If you’re unsure of what evidence you need to gather and how you can go about it, our specialist TPD lawyers can provide you with assistance.
How much will you receive when you make a Total and Permanent Disability claim?
The size of the benefit that you receive from a successful TPD claim will vary depending on several factors. The type of insurance coverage that you have will be one of the greatest influences, with maximum compensation amounts varying depending on the policy you’ve chosen. Some policies may not cover you for some conditions, so it’s important to refer to your insurance policy for further clarification.
Unlike some other forms of insurance, TPD benefits can typically be claimed in addition to Workers Compensation and Centrelink payments.
Could your Total and Permanent Disability claim be disputed?
In some cases, your Total and Permanent Disability insurance claim may be disputed.
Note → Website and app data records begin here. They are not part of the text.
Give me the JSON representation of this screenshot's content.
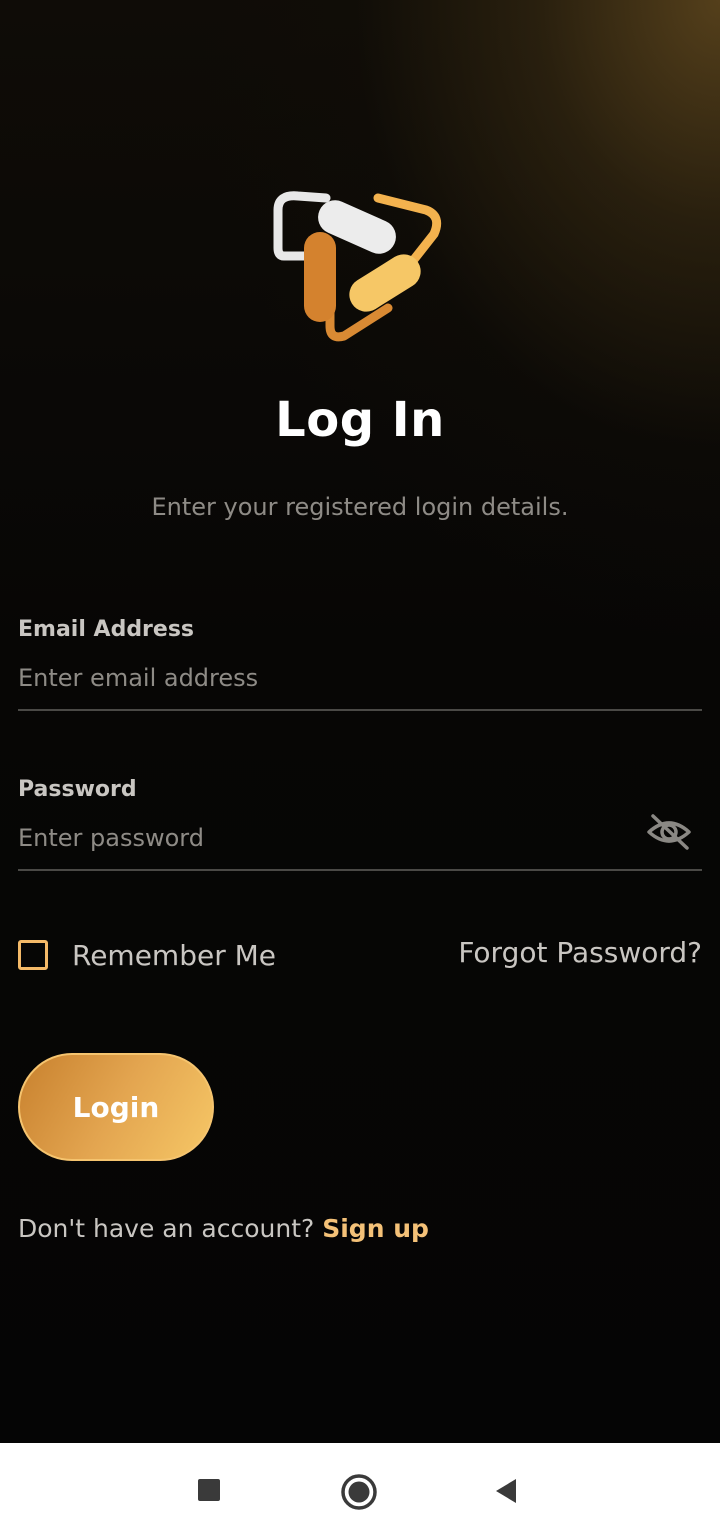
{
  "app": {
    "title": "Log In",
    "subtitle": "Enter your registered login details.",
    "logo_icon": "app-logo-triangle-icon",
    "brand_colors": {
      "gold": "#F6C766",
      "orange": "#D4822E",
      "white": "#EDEDED"
    }
  },
  "form": {
    "email": {
      "label": "Email Address",
      "placeholder": "Enter email address",
      "value": ""
    },
    "password": {
      "label": "Password",
      "placeholder": "Enter password",
      "value": "",
      "visibility_icon": "eye-off-icon"
    },
    "remember": {
      "label": "Remember Me",
      "checked": false
    },
    "forgot_label": "Forgot Password?",
    "login_label": "Login",
    "signup_prompt": "Don't have an account?",
    "signup_label": "Sign up"
  },
  "navbar": {
    "buttons": [
      {
        "name": "recents-button",
        "icon": "square-icon"
      },
      {
        "name": "home-button",
        "icon": "circle-icon"
      },
      {
        "name": "back-button",
        "icon": "triangle-back-icon"
      }
    ]
  }
}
This means your insurance company might not pay your claim. There are a few reasons why this might happen:
- There is no standard definition of Total and Permanent Disability. This means your insurance company has every right to disagree with the idea that you might not be totally and permanently disabled.
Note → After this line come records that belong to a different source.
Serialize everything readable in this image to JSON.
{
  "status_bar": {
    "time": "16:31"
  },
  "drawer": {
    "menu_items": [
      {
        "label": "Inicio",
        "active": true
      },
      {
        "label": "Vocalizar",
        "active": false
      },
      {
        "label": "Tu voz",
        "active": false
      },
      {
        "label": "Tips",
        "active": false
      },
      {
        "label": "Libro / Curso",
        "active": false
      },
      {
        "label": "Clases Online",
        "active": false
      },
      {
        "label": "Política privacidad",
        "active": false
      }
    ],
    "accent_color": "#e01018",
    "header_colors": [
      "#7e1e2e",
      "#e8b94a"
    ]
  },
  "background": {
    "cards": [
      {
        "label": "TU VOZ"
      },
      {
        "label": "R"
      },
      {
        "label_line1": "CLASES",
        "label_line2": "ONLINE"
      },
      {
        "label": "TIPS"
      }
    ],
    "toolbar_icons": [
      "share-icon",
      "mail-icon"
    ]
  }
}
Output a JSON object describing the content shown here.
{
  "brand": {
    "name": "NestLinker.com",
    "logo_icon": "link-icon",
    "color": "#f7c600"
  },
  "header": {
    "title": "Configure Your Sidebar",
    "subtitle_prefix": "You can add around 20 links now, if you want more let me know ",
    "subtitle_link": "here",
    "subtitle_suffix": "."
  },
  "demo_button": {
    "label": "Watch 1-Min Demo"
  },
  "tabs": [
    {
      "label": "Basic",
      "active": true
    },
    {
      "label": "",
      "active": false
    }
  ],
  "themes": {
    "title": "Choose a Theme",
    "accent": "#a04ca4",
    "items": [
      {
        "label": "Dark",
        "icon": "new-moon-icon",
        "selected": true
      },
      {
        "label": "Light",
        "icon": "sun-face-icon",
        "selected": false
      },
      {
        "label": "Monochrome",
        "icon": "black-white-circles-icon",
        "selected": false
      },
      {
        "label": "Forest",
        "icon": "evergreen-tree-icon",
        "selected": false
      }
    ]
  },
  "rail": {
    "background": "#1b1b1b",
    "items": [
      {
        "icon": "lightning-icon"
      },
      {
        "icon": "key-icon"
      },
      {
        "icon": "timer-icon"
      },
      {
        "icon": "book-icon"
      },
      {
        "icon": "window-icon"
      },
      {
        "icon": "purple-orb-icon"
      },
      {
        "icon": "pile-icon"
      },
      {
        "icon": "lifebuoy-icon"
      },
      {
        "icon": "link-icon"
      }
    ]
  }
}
- If there are any ongoing requirements. Some payouts only happen if the victim follows ongoing specialist advice or a rehabilitation program.
- Some policies enforce a waiting period before a payment is made, which means you won’t be able to access your claim benefit immediately.
- Total and Permanent Disability doesn’t cover everything. So if you have a prior condition, it could make you ineligible for this payout.
How can What’s My Claim Worth help?
What’s My Claim Worth legal partners in NSW work on a No Win, No Fee basis meaning that you only pay legal fees if your case is successful and you receive your claim.
If you do win, there are, of course, costs involved. What those will be, does depend on the costs of the TPD claim lawyer you work with and their solicitor’s fees and disbursements. This is an important conversation to have when you begin discussing your case.
Why choose What’s My Claim Worth?
What’s My Claim Worth not only allows you to calculate the value of your TPD claim in NSW with our claim calculator, but we also work to connect you with our network of specialist TPD lawyers who can work with you to get you the best outcome — No Win, No Fee (excluding defendant costs if the claim is litigated). Contact us to discuss your options.
Frequently asked questions
Can you work after a TPD payout?
In some circumstances, whether it’s the result of a new rehabilitation technique or a more effective medication, you may eventually be able to return to work after receiving a TPD payout. In most cases, you won’t need to repay your TPD payout if this were to happen. If you were to submit a fraudulent claim and then return to work, your insurance provider may seek repayment.
How long should a TPD claim take?
TPD claims are typically processed and approved within six months of a claim being submitted. The timeframe of a TPD claim may vary depending on your insurer and any factors that may extend the approval process.
Does a TPD claim affect Centrelink?
In most cases, a TPD claim won’t affect Centrelink payments. As a TPD payout is considered to be a form of income, it should, however, be reported to Centrelink. It’s always best to consult the Centrelink website and the organisation’s customer service staff for the latest information and procedures.